Changes in dynamical systems take various degrees and shapes.
They can be:
Minor, smooth, gradual
Large, abrupt, non-linear (see that
Self-correcting around a quasi
Qualitative / disruptive changes.
Here we have a "percolation" (see
that word) from a state to another,
with emerging, or disappearing,
In some cases in can even be an
irreversible mutation, a change of
nature of the system or organism.
like in thermodynamics,
giving a poorer, less
organized, less stable
Creative, "negentropic", leading
to a more complex, organized,
enriched situation, with emergence
(see that word) of new traits when
an evolution threshold is crossed.
Markets, as examples of
(complex) dynamical systems
Ready for the market rock and roll?
Theories of economic equilibrium were the fashions a few
decades ago, peppered with mathematics from the world of physics.
But such beliefs suppose a static and close-ended environment.
Those equilibrium-based models cannot fully reflect the real economic world.
=> When they are still used, it is only as approximations.
Free / open markets, such as stock markets for example, show ever
changing equilibriums , thus are typical of dynamical systems (cum
complexity, as many factors interrelate).
Often, those market changes take the form of(irregular) alternations of different types of phases:
Chaotic / transition phases
(high price volatility with no clear trend).
Semi-stable phases (persistent upwards / downwards or
horizontal trends, with just a small volatility swing around the
moving or stable average).
Among those quasi regular trends, horizontal ones, called
"stases", are of course the epitome of stability.
Are markets examples of randomness?
Or of chaos?
Or of adaptation, evolution and self-organization?
Wild West?
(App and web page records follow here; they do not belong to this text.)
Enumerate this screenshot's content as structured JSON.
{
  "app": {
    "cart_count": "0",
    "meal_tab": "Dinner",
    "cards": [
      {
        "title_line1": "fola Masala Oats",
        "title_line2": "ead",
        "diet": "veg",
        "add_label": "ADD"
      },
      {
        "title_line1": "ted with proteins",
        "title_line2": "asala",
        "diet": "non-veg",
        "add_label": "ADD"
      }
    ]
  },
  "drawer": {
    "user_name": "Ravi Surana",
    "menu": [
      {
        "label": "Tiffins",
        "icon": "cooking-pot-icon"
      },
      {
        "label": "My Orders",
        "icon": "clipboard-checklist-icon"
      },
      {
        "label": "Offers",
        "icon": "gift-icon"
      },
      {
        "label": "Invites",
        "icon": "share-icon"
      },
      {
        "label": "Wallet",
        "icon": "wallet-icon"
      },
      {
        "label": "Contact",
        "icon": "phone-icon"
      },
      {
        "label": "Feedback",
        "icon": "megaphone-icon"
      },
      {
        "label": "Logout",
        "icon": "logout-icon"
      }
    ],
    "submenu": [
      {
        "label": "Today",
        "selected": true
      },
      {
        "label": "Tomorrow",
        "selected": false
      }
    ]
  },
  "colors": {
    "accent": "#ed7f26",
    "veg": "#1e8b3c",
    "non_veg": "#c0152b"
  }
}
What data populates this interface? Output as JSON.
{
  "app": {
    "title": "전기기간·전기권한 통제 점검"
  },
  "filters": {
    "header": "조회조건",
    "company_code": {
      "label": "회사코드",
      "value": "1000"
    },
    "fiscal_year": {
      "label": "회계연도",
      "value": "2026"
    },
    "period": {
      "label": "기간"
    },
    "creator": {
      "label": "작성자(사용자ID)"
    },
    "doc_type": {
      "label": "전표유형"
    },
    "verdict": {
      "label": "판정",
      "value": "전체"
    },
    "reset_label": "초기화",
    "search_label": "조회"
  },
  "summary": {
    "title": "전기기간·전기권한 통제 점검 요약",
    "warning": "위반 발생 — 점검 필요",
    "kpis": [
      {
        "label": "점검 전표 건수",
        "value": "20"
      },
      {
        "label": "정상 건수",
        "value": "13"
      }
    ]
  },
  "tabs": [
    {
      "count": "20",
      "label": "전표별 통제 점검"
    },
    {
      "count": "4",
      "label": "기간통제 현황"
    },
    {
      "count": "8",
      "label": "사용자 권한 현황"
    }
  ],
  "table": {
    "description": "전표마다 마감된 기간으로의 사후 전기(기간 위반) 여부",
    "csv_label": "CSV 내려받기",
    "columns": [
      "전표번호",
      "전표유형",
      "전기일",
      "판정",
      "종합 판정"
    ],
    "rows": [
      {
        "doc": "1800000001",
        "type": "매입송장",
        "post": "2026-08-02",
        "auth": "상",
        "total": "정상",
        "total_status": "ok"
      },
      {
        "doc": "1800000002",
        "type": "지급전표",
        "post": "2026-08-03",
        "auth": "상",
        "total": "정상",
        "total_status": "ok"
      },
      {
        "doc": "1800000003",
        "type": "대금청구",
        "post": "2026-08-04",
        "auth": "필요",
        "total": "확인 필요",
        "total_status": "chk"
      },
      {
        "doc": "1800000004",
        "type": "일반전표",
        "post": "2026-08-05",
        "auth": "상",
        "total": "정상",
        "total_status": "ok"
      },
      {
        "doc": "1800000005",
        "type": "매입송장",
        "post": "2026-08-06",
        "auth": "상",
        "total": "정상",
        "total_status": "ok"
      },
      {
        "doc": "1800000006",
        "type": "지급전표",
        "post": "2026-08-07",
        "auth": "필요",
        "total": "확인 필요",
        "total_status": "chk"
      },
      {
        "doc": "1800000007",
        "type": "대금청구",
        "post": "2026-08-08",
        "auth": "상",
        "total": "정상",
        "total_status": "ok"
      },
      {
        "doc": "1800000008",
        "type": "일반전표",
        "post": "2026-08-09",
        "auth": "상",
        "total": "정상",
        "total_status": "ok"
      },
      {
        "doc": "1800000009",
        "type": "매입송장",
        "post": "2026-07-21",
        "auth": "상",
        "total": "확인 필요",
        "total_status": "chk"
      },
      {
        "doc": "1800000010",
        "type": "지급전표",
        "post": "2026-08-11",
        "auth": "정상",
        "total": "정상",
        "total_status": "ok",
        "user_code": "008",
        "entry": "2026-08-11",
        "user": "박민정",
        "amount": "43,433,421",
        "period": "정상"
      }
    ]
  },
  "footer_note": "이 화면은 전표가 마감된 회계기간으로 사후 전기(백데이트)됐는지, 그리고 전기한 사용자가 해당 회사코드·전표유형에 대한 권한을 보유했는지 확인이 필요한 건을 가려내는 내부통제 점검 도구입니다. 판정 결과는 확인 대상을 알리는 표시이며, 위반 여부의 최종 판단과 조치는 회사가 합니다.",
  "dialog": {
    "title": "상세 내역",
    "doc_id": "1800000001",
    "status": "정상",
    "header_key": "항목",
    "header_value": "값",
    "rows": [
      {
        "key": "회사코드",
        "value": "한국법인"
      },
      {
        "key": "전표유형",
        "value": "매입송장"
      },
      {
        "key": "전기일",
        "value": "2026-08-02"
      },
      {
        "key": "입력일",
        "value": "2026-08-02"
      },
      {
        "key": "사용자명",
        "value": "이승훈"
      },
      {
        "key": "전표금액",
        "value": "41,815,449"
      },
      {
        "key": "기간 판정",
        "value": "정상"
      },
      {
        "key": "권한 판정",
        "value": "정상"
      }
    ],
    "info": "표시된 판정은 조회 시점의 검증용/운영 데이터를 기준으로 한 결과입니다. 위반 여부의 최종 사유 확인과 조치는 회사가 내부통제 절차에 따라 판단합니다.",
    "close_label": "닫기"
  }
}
Law and order?
Or just life adaptation?
Chaos might seem to obey fully the simple laws of randomness (see
distribution curve, RWH) but is thought to be deterministic in essence.
On the other hand, markets do not obey fully those random probability
laws, they differ as:
Self-organization (see percolation) plays a part.
their dynamics make them complex adaptable systems in which only the
fittest players obtain a sustainable success (see "evolutionary economics").
The everyday / short term reality in markets brings a lot of uncertainty /
ambiguity (see uncertainty vs. risk) to this mix of randomness / non
Markets are more uncertain than only risky.
They illustrate the difference between:
Risk is normally something predictable, based on
solid statistical probabilities (well, solid as long
as the "stable phase" last, as it can suddenly break
(when the "chaotic phase", explained above,
strikes or might strike),
Uncertainty (see that word) relates to
occurrences that cannot be really
measured in advance.
Here, historical probabilities are not fully
What can only help is to imagine scenarios and
to use fuzzy logic or Bayesian probabilities.
(*) To find those messages: reach that BF group and, once there,
1) click "messages", 2) enter your query in "search archives".
Members of the BF Group, please
vote on the glossary quality at BF polls